Segment Start: LISTED ENTRIES

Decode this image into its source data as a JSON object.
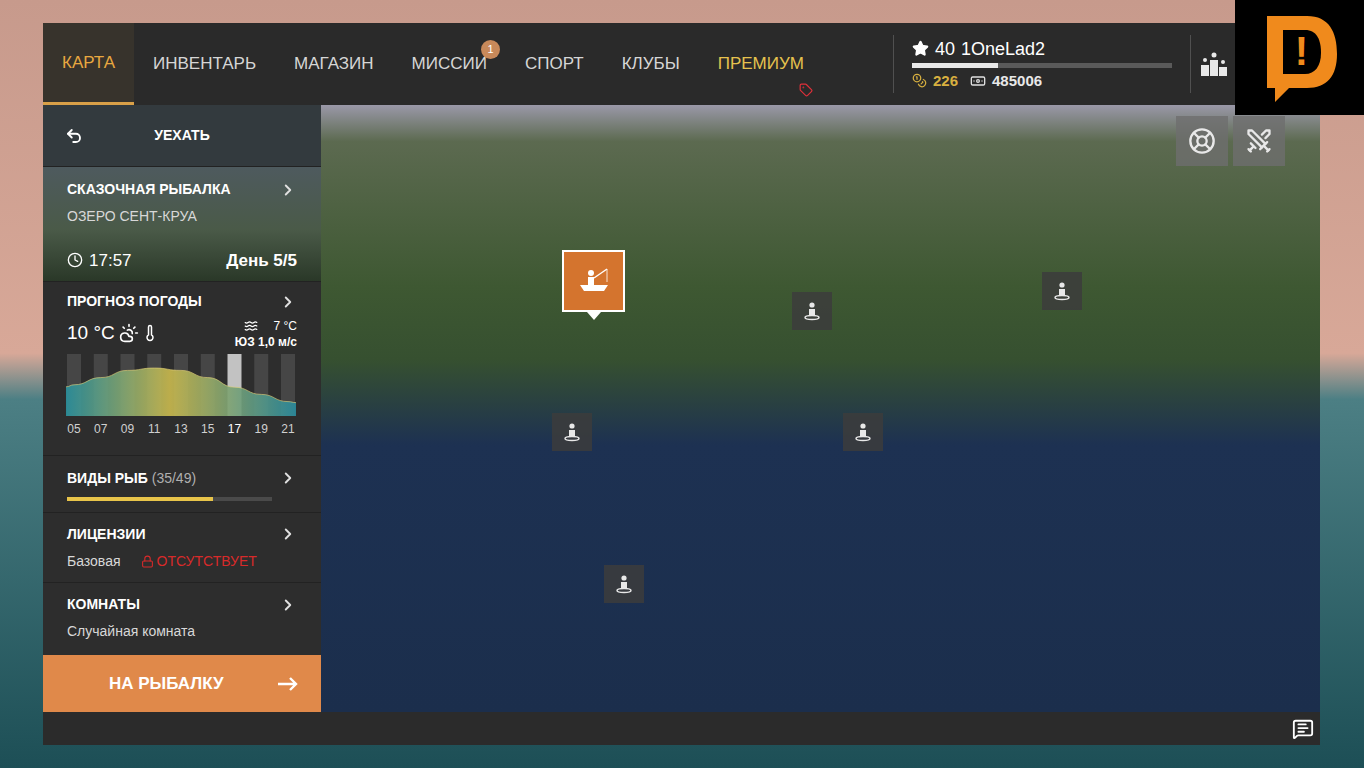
{
  "nav": {
    "tabs": [
      {
        "label": "КАРТА",
        "selected": true,
        "kind": "normal"
      },
      {
        "label": "ИНВЕНТАРЬ",
        "selected": false,
        "kind": "normal"
      },
      {
        "label": "МАГАЗИН",
        "selected": false,
        "kind": "normal"
      },
      {
        "label": "МИССИИ",
        "selected": false,
        "kind": "normal",
        "badge": "1"
      },
      {
        "label": "СПОРТ",
        "selected": false,
        "kind": "normal"
      },
      {
        "label": "КЛУБЫ",
        "selected": false,
        "kind": "normal"
      },
      {
        "label": "ПРЕМИУМ",
        "selected": false,
        "kind": "premium"
      }
    ]
  },
  "player": {
    "rank": "40",
    "name": "1OneLad2",
    "xp_level": 0.33,
    "gold": "226",
    "silver": "485006"
  },
  "sidebar": {
    "back": "УЕХАТЬ",
    "location": {
      "title": "СКАЗОЧНАЯ РЫБАЛКА",
      "lake": "ОЗЕРО СЕНТ-КРУА",
      "time": "17:57",
      "day": "День 5/5"
    },
    "weather": {
      "title": "ПРОГНОЗ ПОГОДЫ",
      "air_temp": "10 °C",
      "water_temp": "7 °C",
      "wind": "ЮЗ 1,0 м/с",
      "chart": {
        "hours": [
          {
            "label": "05",
            "selected": false
          },
          {
            "label": "07",
            "selected": false
          },
          {
            "label": "09",
            "selected": false
          },
          {
            "label": "11",
            "selected": false
          },
          {
            "label": "13",
            "selected": false
          },
          {
            "label": "15",
            "selected": false
          },
          {
            "label": "17",
            "selected": true
          },
          {
            "label": "19",
            "selected": false
          },
          {
            "label": "21",
            "selected": false
          }
        ],
        "temperature": [
          6.5,
          8,
          9.5,
          10,
          9.5,
          8,
          6,
          4.5,
          3
        ]
      }
    },
    "fish": {
      "title": "ВИДЫ РЫБ",
      "count": "(35/49)",
      "level": 0.71
    },
    "licenses": {
      "title": "ЛИЦЕНЗИИ",
      "type": "Базовая",
      "status": "ОТСУТСТВУЕТ"
    },
    "rooms": {
      "title": "КОМНАТЫ",
      "value": "Случайная комната"
    },
    "action": "НА РЫБАЛКУ"
  },
  "map": {
    "pins": [
      {
        "kind": "boat",
        "selected": true
      },
      {
        "kind": "spot",
        "selected": false
      },
      {
        "kind": "spot",
        "selected": false
      },
      {
        "kind": "spot",
        "selected": false
      },
      {
        "kind": "spot",
        "selected": false
      },
      {
        "kind": "spot",
        "selected": false
      }
    ]
  },
  "logo": {
    "mark": "!"
  }
}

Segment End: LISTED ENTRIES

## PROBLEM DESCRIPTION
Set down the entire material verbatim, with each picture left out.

## RESULT
Decode this image into its source data as a JSON object.
{
  "nav": {
    "tabs": [
      {
        "label": "КАРТА",
        "selected": true,
        "kind": "normal"
      },
      {
        "label": "ИНВЕНТАРЬ",
        "selected": false,
        "kind": "normal"
      },
      {
        "label": "МАГАЗИН",
        "selected": false,
        "kind": "normal"
      },
      {
        "label": "МИССИИ",
        "selected": false,
        "kind": "normal",
        "badge": "1"
      },
      {
        "label": "СПОРТ",
        "selected": false,
        "kind": "normal"
      },
      {
        "label": "КЛУБЫ",
        "selected": false,
        "kind": "normal"
      },
      {
        "label": "ПРЕМИУМ",
        "selected": false,
        "kind": "premium"
      }
    ]
  },
  "player": {
    "rank": "40",
    "name": "1OneLad2",
    "xp_level": 0.33,
    "gold": "226",
    "silver": "485006"
  },
  "sidebar": {
    "back": "УЕХАТЬ",
    "location": {
      "title": "СКАЗОЧНАЯ РЫБАЛКА",
      "lake": "ОЗЕРО СЕНТ-КРУА",
      "time": "17:57",
      "day": "День 5/5"
    },
    "weather": {
      "title": "ПРОГНОЗ ПОГОДЫ",
      "air_temp": "10 °C",
      "water_temp": "7 °C",
      "wind": "ЮЗ 1,0 м/с",
      "chart": {
        "hours": [
          {
            "label": "05",
            "selected": false
          },
          {
            "label": "07",
            "selected": false
          },
          {
            "label": "09",
            "selected": false
          },
          {
            "label": "11",
            "selected": false
          },
          {
            "label": "13",
            "selected": false
          },
          {
            "label": "15",
            "selected": false
          },
          {
            "label": "17",
            "selected": true
          },
          {
            "label": "19",
            "selected": false
          },
          {
            "label": "21",
            "selected": false
          }
        ],
        "temperature": [
          6.5,
          8,
          9.5,
          10,
          9.5,
          8,
          6,
          4.5,
          3
        ]
      }
    },
    "fish": {
      "title": "ВИДЫ РЫБ",
      "count": "(35/49)",
      "level": 0.71
    },
    "licenses": {
      "title": "ЛИЦЕНЗИИ",
      "type": "Базовая",
      "status": "ОТСУТСТВУЕТ"
    },
    "rooms": {
      "title": "КОМНАТЫ",
      "value": "Случайная комната"
    },
    "action": "НА РЫБАЛКУ"
  },
  "map": {
    "pins": [
      {
        "kind": "boat",
        "selected": true
      },
      {
        "kind": "spot",
        "selected": false
      },
      {
        "kind": "spot",
        "selected": false
      },
      {
        "kind": "spot",
        "selected": false
      },
      {
        "kind": "spot",
        "selected": false
      },
      {
        "kind": "spot",
        "selected": false
      }
    ]
  },
  "logo": {
    "mark": "!"
  }
}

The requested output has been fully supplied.